▸ What you should do:
Filter the listing below, copying every line in which the word "image" appears.

▸ Provided material:
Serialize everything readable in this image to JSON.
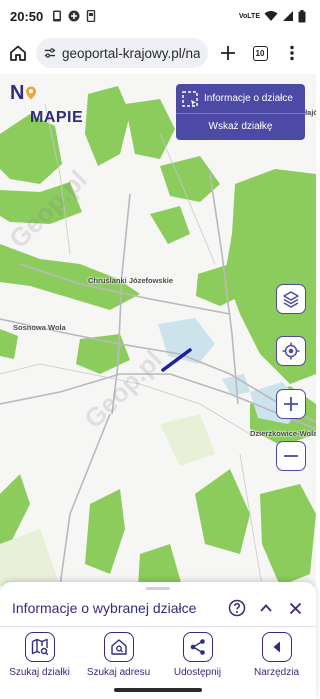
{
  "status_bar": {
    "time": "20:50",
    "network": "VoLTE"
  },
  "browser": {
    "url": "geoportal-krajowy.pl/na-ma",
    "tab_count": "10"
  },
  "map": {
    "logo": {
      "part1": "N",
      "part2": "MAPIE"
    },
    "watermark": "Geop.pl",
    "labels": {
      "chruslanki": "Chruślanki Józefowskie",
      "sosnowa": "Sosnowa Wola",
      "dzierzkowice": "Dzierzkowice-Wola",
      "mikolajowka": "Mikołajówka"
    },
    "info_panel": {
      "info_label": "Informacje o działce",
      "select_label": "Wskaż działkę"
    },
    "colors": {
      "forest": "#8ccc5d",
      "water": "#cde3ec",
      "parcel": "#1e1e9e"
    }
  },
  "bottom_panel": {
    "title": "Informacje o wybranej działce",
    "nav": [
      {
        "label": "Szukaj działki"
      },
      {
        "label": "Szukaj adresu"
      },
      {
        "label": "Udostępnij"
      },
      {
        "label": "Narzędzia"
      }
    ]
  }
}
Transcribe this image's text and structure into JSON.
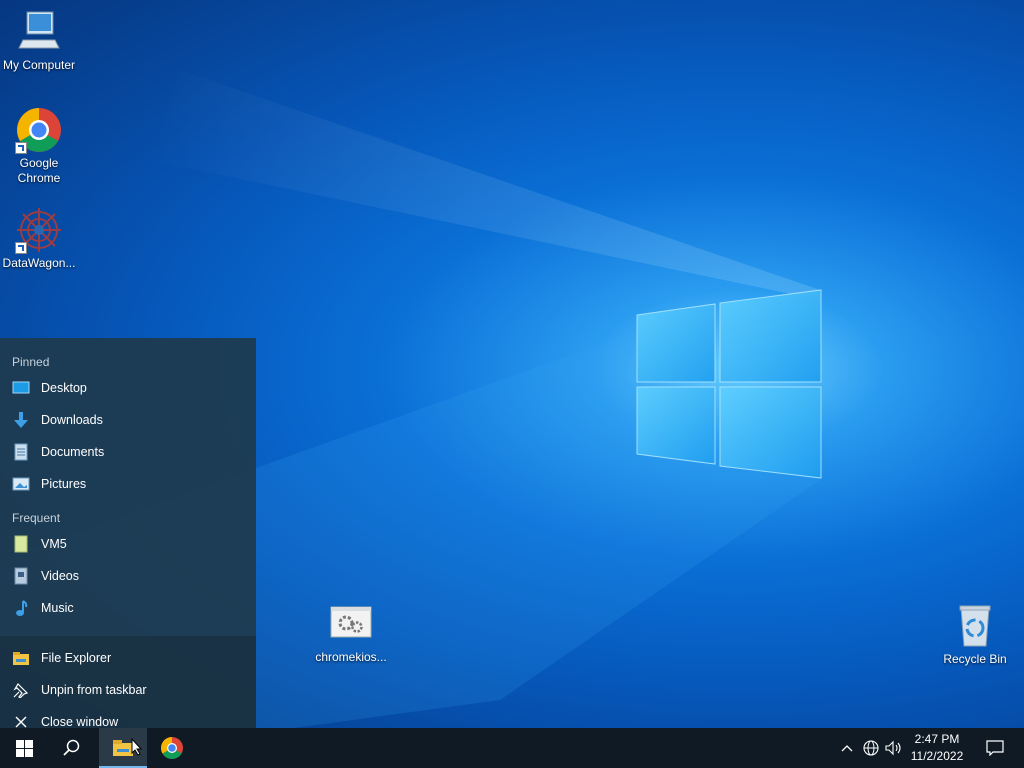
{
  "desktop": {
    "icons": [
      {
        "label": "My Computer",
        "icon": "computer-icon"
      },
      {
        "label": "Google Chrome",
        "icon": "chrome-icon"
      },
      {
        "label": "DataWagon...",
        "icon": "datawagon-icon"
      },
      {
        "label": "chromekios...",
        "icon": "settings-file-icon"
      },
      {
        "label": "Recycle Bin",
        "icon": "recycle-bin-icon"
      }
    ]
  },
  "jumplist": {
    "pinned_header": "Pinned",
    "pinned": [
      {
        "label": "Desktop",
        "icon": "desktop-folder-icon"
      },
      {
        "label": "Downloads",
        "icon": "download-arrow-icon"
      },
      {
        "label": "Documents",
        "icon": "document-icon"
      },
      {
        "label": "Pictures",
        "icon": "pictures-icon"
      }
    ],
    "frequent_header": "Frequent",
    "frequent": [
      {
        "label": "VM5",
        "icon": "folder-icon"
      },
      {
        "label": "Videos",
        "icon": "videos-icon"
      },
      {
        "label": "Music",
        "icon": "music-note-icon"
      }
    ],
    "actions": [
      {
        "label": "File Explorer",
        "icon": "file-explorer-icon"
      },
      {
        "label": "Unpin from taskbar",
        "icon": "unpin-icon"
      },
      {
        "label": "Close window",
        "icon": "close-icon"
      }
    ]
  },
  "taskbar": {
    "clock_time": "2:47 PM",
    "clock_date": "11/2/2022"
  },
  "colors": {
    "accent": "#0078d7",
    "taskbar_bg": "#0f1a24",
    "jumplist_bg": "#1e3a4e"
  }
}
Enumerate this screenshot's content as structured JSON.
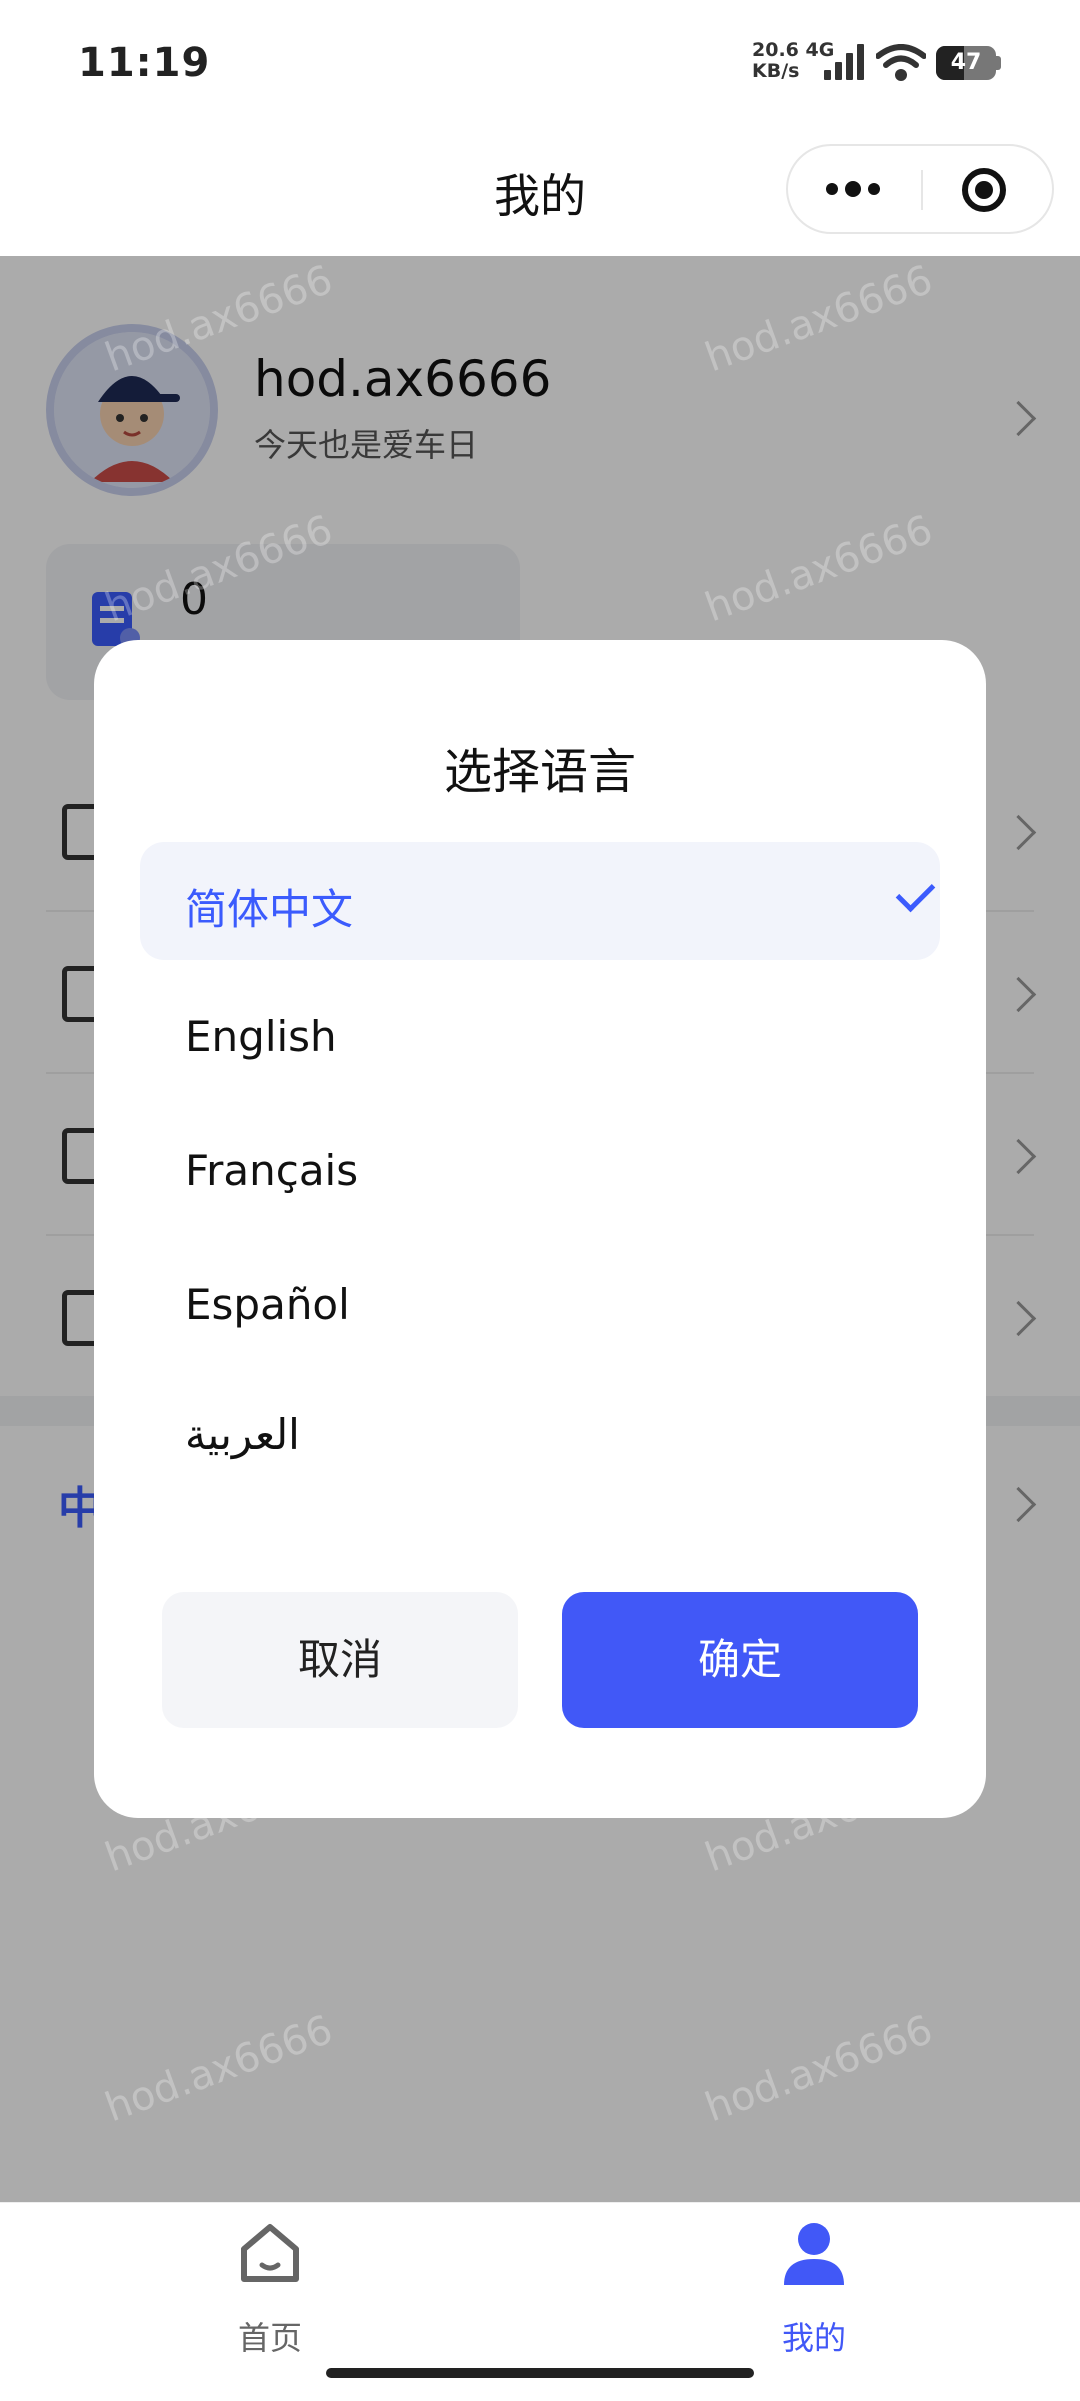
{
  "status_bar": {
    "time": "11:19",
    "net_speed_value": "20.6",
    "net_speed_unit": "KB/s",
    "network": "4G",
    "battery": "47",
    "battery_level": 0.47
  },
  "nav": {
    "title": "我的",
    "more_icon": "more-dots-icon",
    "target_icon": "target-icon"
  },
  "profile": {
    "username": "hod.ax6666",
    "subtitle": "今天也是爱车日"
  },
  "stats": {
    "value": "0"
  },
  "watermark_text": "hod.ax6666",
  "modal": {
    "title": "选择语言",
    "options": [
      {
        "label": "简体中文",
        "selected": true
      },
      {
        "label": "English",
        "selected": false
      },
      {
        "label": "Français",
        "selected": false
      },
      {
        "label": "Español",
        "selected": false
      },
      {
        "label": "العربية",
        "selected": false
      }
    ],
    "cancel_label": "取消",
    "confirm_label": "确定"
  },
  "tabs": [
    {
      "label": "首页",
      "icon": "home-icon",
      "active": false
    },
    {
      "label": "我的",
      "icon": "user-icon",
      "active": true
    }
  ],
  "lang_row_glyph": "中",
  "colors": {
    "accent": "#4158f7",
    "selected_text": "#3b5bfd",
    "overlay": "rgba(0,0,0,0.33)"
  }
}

▸ Exercise answer:
Serialize everything readable in this image to JSON.
Transcribe this image's text and structure into JSON.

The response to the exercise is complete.